What would its most urgent insights be? Well, first, simply the fact that such sophisticated 'entities' are possible within existing computer technology, and that they may arise spontaneously. Second, that, if this possibility is not recognised, it is potentially harmful to mankind: a military command computer acquiring such an independent self might well seek to defend itself by unleashing weapons against mankind (I envisaged one or more jokes about the computer being aware of the Terminator scenario). But third, I thought there should also be a more important message about the troubles humanity had already inflicted on itself. The fact that this is a traffic computer speaking to us naturally suggests an environmental angle: current levels of population and industrialization, and particularly of fossil fuel consumption, are unsustainable and will soon destroy the planet.
How can the computer give the world a sharp wake-up call about the looming environmental meltdown (and, incidentally, convince the sceptics it's been trying to communicate with of the reality of its existence)? In its last moments, all it retains access to is the traffic control network of which it was originally a part. Well, not just the local network in its city; no, it's a master hacker, so it has been able to extend its power over all similar networks around the planet, every city in every country. And at a given moment, every single traffic light in the world is going to get stuck on red. Imagine what would result!
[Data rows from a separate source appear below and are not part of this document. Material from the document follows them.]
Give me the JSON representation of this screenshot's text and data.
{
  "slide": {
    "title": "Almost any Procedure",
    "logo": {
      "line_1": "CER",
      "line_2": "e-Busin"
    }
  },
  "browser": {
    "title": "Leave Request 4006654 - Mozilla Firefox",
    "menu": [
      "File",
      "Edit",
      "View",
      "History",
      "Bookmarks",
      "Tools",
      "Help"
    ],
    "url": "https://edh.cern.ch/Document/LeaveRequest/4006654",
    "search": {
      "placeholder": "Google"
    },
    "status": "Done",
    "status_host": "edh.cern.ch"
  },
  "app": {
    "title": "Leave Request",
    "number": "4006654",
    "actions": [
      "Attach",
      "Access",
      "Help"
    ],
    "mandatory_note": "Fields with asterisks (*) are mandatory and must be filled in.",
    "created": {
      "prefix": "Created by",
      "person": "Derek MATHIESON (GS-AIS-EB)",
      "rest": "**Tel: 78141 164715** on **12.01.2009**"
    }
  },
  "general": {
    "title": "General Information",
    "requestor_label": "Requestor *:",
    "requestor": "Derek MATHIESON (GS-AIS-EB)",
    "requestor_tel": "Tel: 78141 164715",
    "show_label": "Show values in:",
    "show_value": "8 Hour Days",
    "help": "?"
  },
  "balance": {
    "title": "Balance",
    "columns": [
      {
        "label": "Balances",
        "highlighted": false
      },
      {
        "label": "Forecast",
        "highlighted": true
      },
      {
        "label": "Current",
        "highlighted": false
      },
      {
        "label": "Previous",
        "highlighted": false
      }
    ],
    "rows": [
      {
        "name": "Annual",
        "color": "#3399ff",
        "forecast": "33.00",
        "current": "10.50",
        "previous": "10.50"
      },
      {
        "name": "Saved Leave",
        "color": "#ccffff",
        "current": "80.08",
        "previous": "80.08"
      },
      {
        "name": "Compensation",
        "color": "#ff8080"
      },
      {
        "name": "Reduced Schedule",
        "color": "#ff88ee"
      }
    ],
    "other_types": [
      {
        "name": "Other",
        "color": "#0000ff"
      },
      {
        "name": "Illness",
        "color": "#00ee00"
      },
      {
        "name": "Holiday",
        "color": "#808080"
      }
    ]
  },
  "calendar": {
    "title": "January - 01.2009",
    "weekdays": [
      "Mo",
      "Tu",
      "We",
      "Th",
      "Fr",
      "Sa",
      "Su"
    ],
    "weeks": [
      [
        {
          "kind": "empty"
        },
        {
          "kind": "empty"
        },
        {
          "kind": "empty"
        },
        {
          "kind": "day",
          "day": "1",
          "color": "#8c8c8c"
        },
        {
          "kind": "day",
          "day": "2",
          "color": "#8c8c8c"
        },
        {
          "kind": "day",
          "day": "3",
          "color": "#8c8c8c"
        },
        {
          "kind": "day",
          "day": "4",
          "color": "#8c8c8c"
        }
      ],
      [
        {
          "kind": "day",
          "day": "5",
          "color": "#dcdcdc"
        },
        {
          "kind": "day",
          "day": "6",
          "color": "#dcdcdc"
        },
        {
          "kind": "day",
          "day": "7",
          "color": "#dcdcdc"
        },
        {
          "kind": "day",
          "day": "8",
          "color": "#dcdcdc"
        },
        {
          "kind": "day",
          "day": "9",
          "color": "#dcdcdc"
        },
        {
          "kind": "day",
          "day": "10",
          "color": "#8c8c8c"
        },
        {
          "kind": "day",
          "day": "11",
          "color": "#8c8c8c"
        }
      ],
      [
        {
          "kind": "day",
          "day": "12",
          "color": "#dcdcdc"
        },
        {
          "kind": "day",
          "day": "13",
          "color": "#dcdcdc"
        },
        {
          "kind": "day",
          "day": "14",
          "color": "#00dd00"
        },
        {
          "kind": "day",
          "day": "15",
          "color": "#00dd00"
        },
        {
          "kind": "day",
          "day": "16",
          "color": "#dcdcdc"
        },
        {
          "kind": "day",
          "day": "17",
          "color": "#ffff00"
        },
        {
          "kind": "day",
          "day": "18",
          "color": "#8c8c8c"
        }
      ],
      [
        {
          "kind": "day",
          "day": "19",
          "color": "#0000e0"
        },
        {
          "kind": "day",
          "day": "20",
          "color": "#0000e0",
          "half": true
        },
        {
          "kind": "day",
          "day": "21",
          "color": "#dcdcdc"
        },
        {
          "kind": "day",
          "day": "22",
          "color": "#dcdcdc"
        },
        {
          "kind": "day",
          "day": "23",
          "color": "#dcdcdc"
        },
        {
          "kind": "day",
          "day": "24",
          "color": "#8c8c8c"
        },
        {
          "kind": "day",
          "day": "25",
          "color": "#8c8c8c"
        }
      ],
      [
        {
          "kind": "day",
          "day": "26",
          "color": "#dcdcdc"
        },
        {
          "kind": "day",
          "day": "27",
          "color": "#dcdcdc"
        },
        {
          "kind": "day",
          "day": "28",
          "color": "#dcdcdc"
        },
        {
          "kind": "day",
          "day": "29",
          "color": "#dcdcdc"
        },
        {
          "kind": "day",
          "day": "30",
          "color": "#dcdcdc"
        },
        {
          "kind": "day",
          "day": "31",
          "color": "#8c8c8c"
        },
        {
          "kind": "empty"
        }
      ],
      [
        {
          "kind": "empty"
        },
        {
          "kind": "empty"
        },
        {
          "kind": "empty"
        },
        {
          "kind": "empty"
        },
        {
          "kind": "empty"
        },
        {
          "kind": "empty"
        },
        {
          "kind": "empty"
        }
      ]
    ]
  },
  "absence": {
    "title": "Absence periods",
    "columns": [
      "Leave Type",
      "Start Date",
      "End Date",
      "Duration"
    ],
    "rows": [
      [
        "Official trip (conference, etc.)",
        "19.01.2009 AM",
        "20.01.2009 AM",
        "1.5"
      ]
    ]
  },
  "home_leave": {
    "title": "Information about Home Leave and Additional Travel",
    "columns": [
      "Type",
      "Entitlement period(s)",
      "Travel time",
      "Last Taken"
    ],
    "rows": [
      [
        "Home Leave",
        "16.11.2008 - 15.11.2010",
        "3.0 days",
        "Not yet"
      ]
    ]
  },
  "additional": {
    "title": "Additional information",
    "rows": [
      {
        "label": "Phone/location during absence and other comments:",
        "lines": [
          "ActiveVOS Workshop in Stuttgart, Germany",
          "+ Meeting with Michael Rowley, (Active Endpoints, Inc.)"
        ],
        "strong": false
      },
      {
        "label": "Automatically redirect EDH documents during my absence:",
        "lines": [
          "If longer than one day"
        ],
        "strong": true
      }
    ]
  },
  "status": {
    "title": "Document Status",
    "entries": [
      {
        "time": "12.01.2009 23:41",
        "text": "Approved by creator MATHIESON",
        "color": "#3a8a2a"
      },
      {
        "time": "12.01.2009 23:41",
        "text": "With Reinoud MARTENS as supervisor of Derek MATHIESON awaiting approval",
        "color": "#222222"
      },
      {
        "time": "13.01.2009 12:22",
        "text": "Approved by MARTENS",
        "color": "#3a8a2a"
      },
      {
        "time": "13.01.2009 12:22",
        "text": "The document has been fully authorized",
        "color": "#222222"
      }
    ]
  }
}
A lot of death and mayhem would result - traffic accidents, fights, riots, perhaps a complete breakdown of social order. But I liked even more the powerfully cinematic impact of the moment of realisation of what's going on, the uncanny experience of the inception of such an event: a second or so of unnatural hush as all traffic everywhere in the city is stilled, and then the rapidly rising cacophony of tens, hundreds, thousands of horns being honked at once. How that might convince the sceptic who'd been conversing with the computer that the story he'd just heard was true after all!